BEGIN TASK MATERIAL

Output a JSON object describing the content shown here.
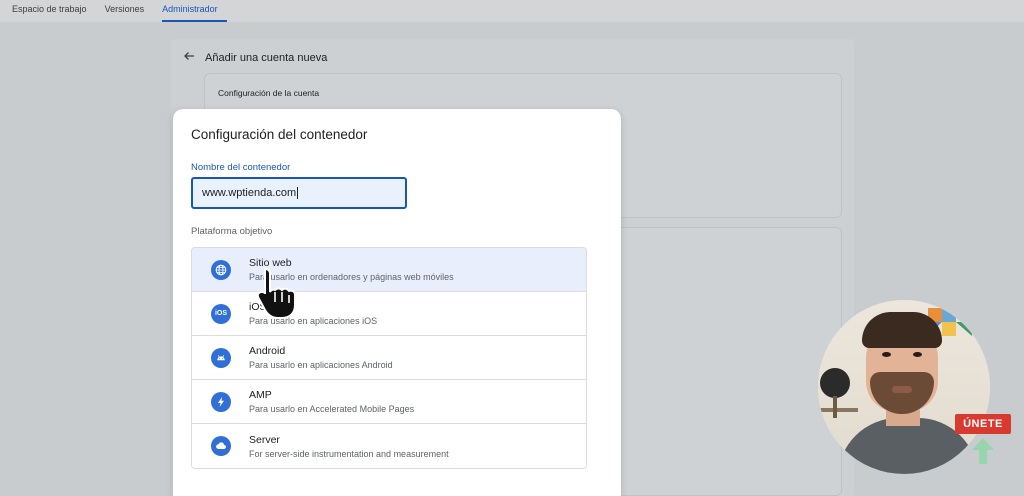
{
  "topnav": {
    "tabs": [
      {
        "label": "Espacio de trabajo"
      },
      {
        "label": "Versiones"
      },
      {
        "label": "Administrador"
      }
    ],
    "active_tab": "Administrador"
  },
  "background": {
    "back_icon": "arrow-left-icon",
    "title": "Añadir una cuenta nueva",
    "account_section_label": "Configuración de la cuenta"
  },
  "modal": {
    "title": "Configuración del contenedor",
    "container_name_label": "Nombre del contenedor",
    "container_name_value": "www.wptienda.com",
    "platform_label": "Plataforma objetivo",
    "platforms": [
      {
        "name": "Sitio web",
        "desc": "Para usarlo en ordenadores y páginas web móviles",
        "icon": "globe-icon",
        "selected": true
      },
      {
        "name": "iOS",
        "desc": "Para usarlo en aplicaciones iOS",
        "icon": "ios-icon",
        "icon_text": "iOS",
        "selected": false
      },
      {
        "name": "Android",
        "desc": "Para usarlo en aplicaciones Android",
        "icon": "android-icon",
        "selected": false
      },
      {
        "name": "AMP",
        "desc": "Para usarlo en Accelerated Mobile Pages",
        "icon": "lightning-icon",
        "selected": false
      },
      {
        "name": "Server",
        "desc": "For server-side instrumentation and measurement",
        "icon": "cloud-icon",
        "selected": false
      }
    ]
  },
  "overlay": {
    "join_badge": "ÚNETE"
  },
  "colors": {
    "accent": "#1a56b8",
    "icon_blue": "#2f6fd6",
    "selected_row": "#e8eefb",
    "badge_red": "#d93a2f",
    "arrow_green": "#8fd6a8"
  }
}
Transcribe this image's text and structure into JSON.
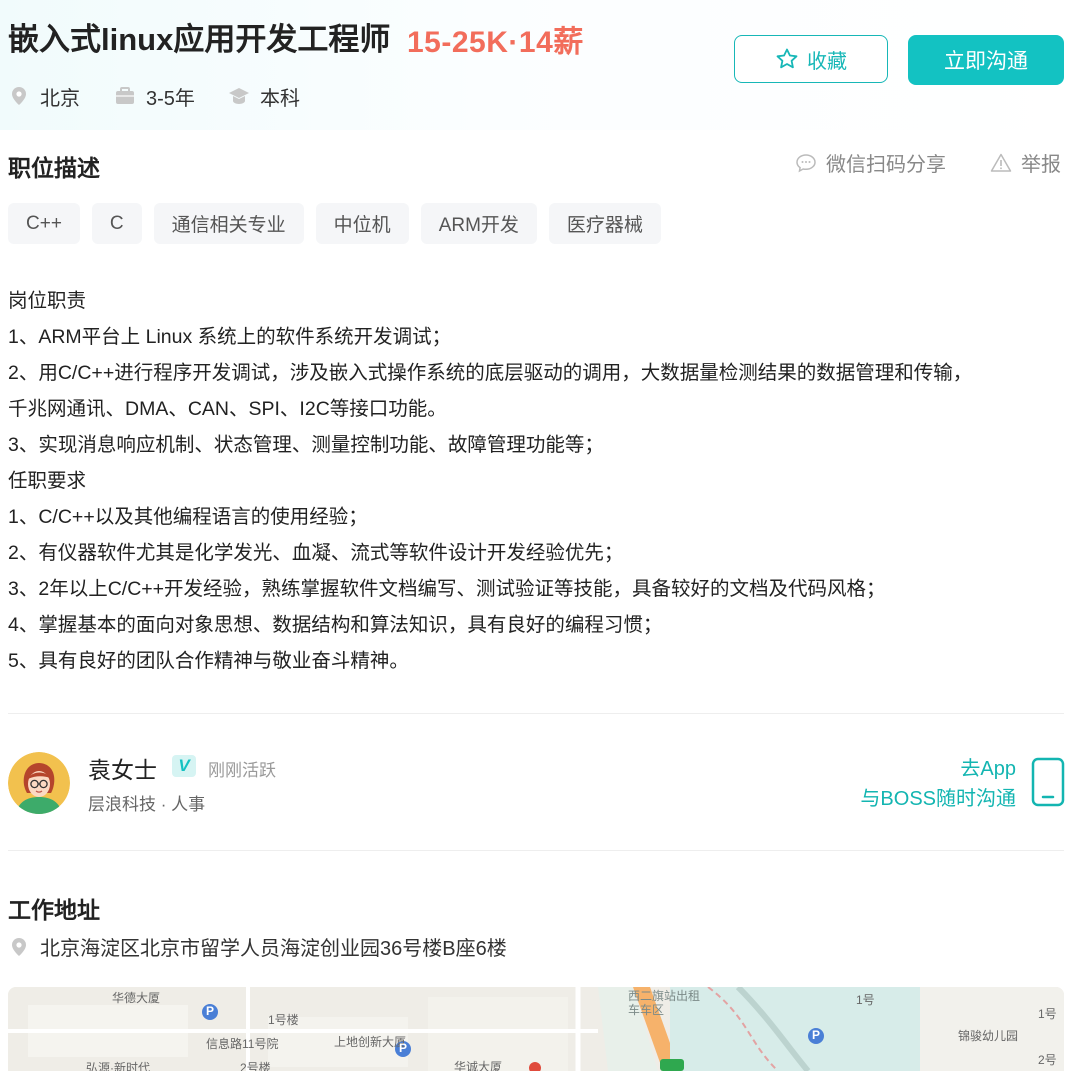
{
  "header": {
    "title": "嵌入式linux应用开发工程师",
    "salary": "15-25K·14薪",
    "city": "北京",
    "experience": "3-5年",
    "education": "本科",
    "collect_label": "收藏",
    "chat_label": "立即沟通"
  },
  "description": {
    "section_title": "职位描述",
    "share_label": "微信扫码分享",
    "report_label": "举报",
    "tags": [
      "C++",
      "C",
      "通信相关专业",
      "中位机",
      "ARM开发",
      "医疗器械"
    ],
    "lines": [
      "岗位职责",
      "1、ARM平台上 Linux 系统上的软件系统开发调试；",
      "2、用C/C++进行程序开发调试，涉及嵌入式操作系统的底层驱动的调用，大数据量检测结果的数据管理和传输，",
      "千兆网通讯、DMA、CAN、SPI、I2C等接口功能。",
      "3、实现消息响应机制、状态管理、测量控制功能、故障管理功能等；",
      "任职要求",
      "1、C/C++以及其他编程语言的使用经验；",
      "2、有仪器软件尤其是化学发光、血凝、流式等软件设计开发经验优先；",
      "3、2年以上C/C++开发经验，熟练掌握软件文档编写、测试验证等技能，具备较好的文档及代码风格；",
      "4、掌握基本的面向对象思想、数据结构和算法知识，具有良好的编程习惯；",
      "5、具有良好的团队合作精神与敬业奋斗精神。"
    ]
  },
  "boss": {
    "name": "袁女士",
    "badge": "V",
    "status": "刚刚活跃",
    "company_role": "层浪科技 · 人事",
    "app_line1": "去App",
    "app_line2": "与BOSS随时沟通"
  },
  "address": {
    "section_title": "工作地址",
    "text": "北京海淀区北京市留学人员海淀创业园36号楼B座6楼"
  },
  "map": {
    "labels": [
      "华德大厦",
      "1号楼",
      "信息路11号院",
      "上地创新大厦",
      "华诚大厦",
      "弘源·新时代",
      "2号楼",
      "西二旗站出租车车区",
      "1号",
      "锦骏幼儿园",
      "1号",
      "2号"
    ],
    "poi_markers": [
      "P",
      "P",
      "P"
    ]
  },
  "colors": {
    "accent": "#13c2c2",
    "salary": "#f26d5b"
  }
}
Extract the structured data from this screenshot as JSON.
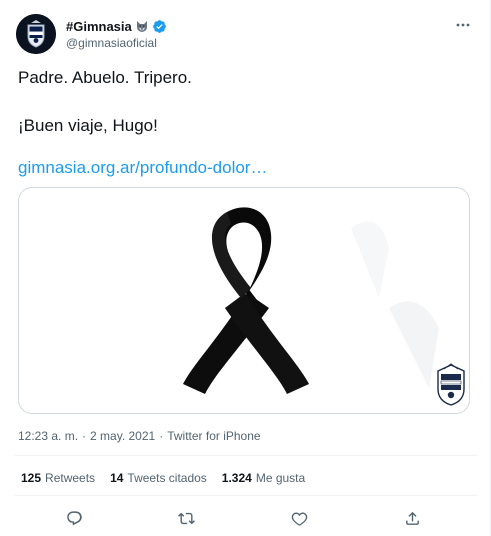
{
  "author": {
    "display_name": "#Gimnasia",
    "handle": "@gimnasiaoficial",
    "badge_icons": [
      "wolf-emoji-icon",
      "verified-badge-icon"
    ],
    "verified_color": "#1d9bf0"
  },
  "tweet": {
    "line1": "Padre. Abuelo. Tripero.",
    "line2": "¡Buen viaje, Hugo!",
    "link_text": "gimnasia.org.ar/profundo-dolor…"
  },
  "media": {
    "icons": [
      "black-mourning-ribbon",
      "gimnasia-crest-icon"
    ]
  },
  "meta": {
    "time": "12:23 a. m.",
    "separator": "·",
    "date": "2 may. 2021",
    "source": "Twitter for iPhone"
  },
  "stats": {
    "retweets_count": "125",
    "retweets_label": "Retweets",
    "quotes_count": "14",
    "quotes_label": "Tweets citados",
    "likes_count": "1.324",
    "likes_label": "Me gusta"
  },
  "actions": [
    "reply-icon",
    "retweet-icon",
    "like-icon",
    "share-icon"
  ],
  "colors": {
    "text": "#0f1419",
    "secondary": "#536471",
    "link": "#1d9bf0",
    "border": "#cfd9de"
  }
}
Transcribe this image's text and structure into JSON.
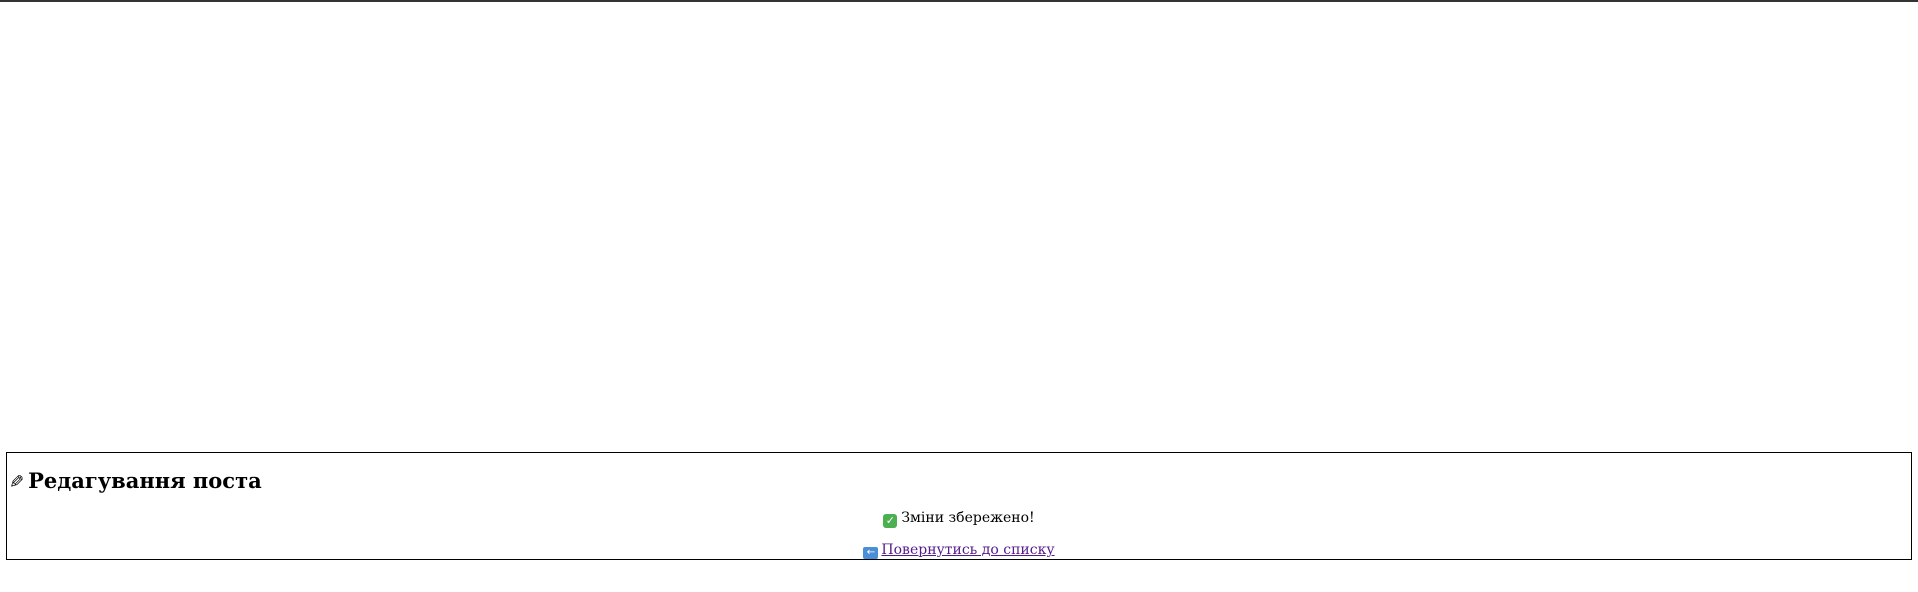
{
  "page": {
    "title": "Редагування поста",
    "title_icon": "pencil-icon",
    "status_icon": "check-mark-icon",
    "status_message": "Зміни збережено!",
    "back_icon": "back-arrow-icon",
    "back_link_label": "Повернутись до списку",
    "status_icon_color": "#4caf50",
    "back_icon_color": "#4a8fd6",
    "link_color": "#551a8b"
  }
}
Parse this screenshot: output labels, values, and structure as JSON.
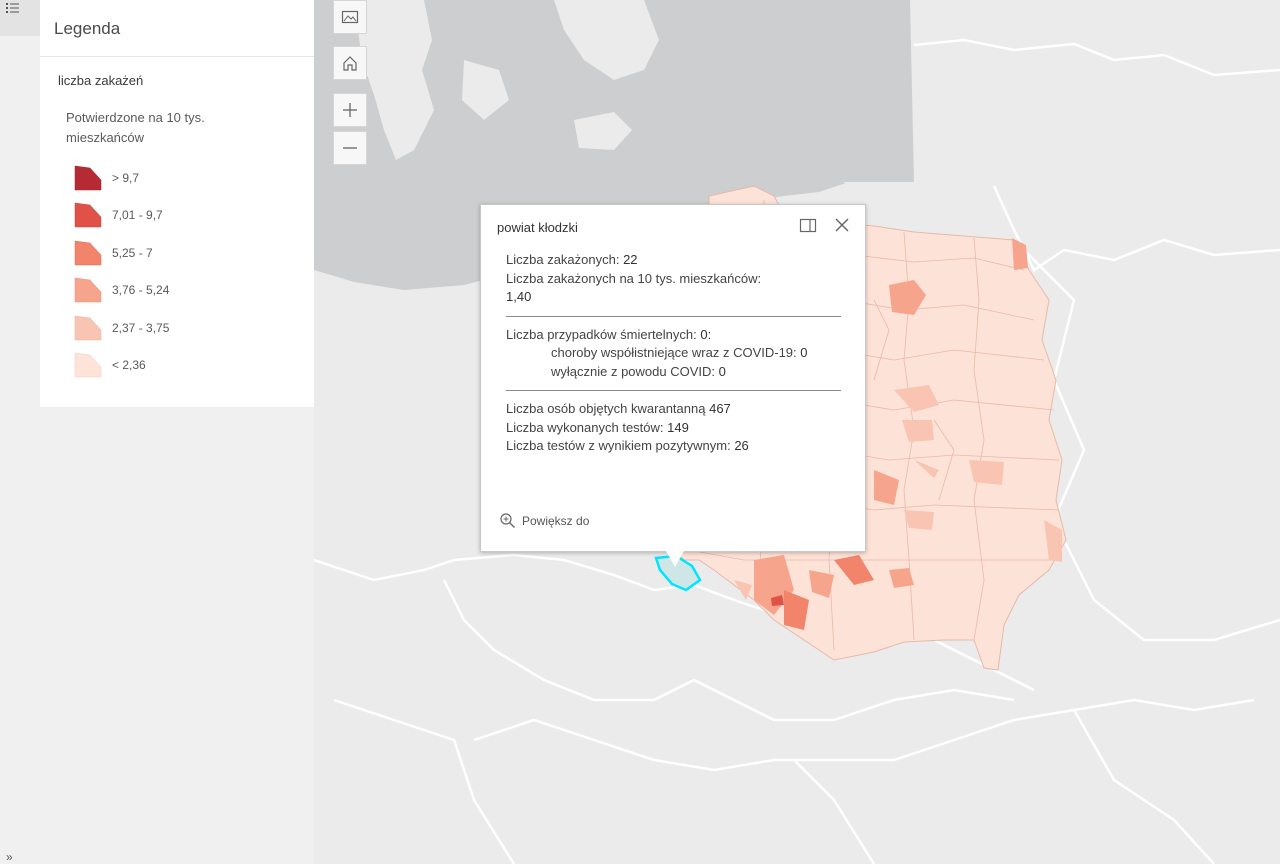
{
  "colors": {
    "water": "#cfd0d1",
    "land": "#ebebeb",
    "border": "#ffffff",
    "class_1": "#b52b33",
    "class_2": "#e05248",
    "class_3": "#f1846b",
    "class_4": "#f6a58c",
    "class_5": "#f9c5b2",
    "class_6": "#fde3d8",
    "highlight": "#00e5ff"
  },
  "icons": {
    "legend_toggle": "legend-list-icon",
    "basemap": "basemap-gallery-icon",
    "home": "home-icon",
    "zoom_in": "plus-icon",
    "zoom_out": "minus-icon",
    "dock": "dock-icon",
    "close": "close-icon",
    "zoom_to": "magnifier-plus-icon",
    "expand": "double-chevron-right-icon"
  },
  "sidebar": {
    "expand_label": "»"
  },
  "legend": {
    "title": "Legenda",
    "layer_name": "liczba zakażeń",
    "field_label": "Potwierdzone na 10 tys. mieszkańców",
    "classes": [
      {
        "label": "> 9,7",
        "color": "#b52b33"
      },
      {
        "label": "7,01 - 9,7",
        "color": "#e05248"
      },
      {
        "label": "5,25 - 7",
        "color": "#f1846b"
      },
      {
        "label": "3,76 - 5,24",
        "color": "#f6a58c"
      },
      {
        "label": "2,37 - 3,75",
        "color": "#f9c5b2"
      },
      {
        "label": "< 2,36",
        "color": "#fde3d8"
      }
    ]
  },
  "popup": {
    "title": "powiat kłodzki",
    "cases_label": "Liczba zakażonych:",
    "cases_value": "22",
    "cases_per10k_label": "Liczba zakażonych na 10 tys. mieszkańców:",
    "cases_per10k_value": "1,40",
    "deaths_label": "Liczba przypadków śmiertelnych:",
    "deaths_value": "0:",
    "comorbid_label": "choroby współistniejące wraz z COVID-19:",
    "comorbid_value": "0",
    "covid_only_label": "wyłącznie z powodu COVID:",
    "covid_only_value": "0",
    "quarantine_label": "Liczba osób objętych kwarantanną",
    "quarantine_value": "467",
    "tests_label": "Liczba wykonanych testów:",
    "tests_value": "149",
    "positive_label": "Liczba testów z wynikiem pozytywnym:",
    "positive_value": "26",
    "zoom_label": "Powiększ do"
  }
}
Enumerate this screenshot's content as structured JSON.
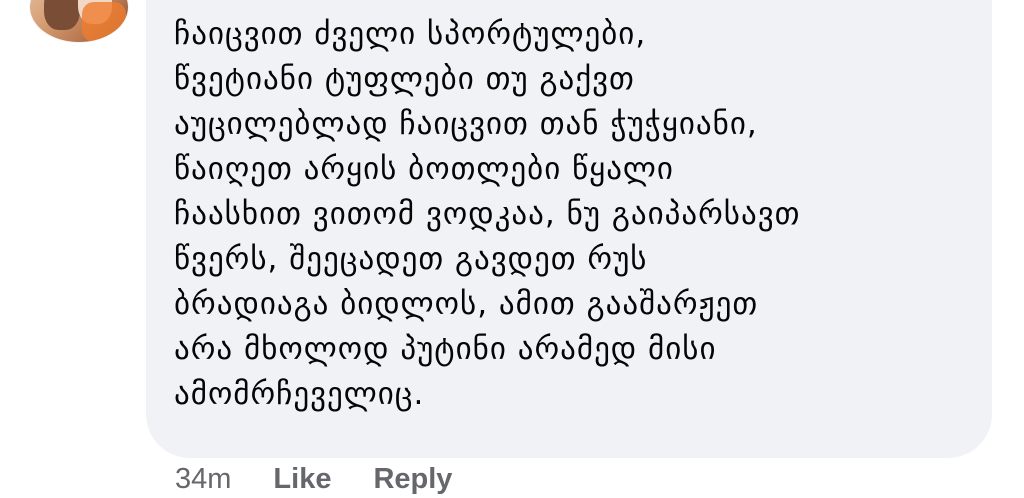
{
  "comment": {
    "lines": [
      "ჩაიცვით ძველი სპორტულები,",
      "წვეტიანი ტუფლები თუ გაქვთ",
      "აუცილებლად ჩაიცვით თან ჭუჭყიანი,",
      "წაიღეთ არყის ბოთლები წყალი",
      "ჩაასხით ვითომ ვოდკაა, ნუ გაიპარსავთ",
      "წვერს, შეეცადეთ გავდეთ რუს",
      "ბრადიაგა ბიდლოს, ამით გააშარჟეთ",
      "არა მხოლოდ პუტინი არამედ მისი",
      "ამომრჩეველიც."
    ]
  },
  "actions": {
    "time": "34m",
    "like_label": "Like",
    "reply_label": "Reply"
  },
  "colors": {
    "bubble_bg": "#f0f2f5",
    "text": "#050505",
    "meta": "#65676b"
  }
}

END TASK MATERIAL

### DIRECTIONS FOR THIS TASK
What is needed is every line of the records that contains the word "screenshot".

### YOUR RESPONSE
Extract the structured data from this screenshot as JSON.
Parse this screenshot: output labels, values, and structure as JSON.
Enumerate this screenshot's content as structured JSON.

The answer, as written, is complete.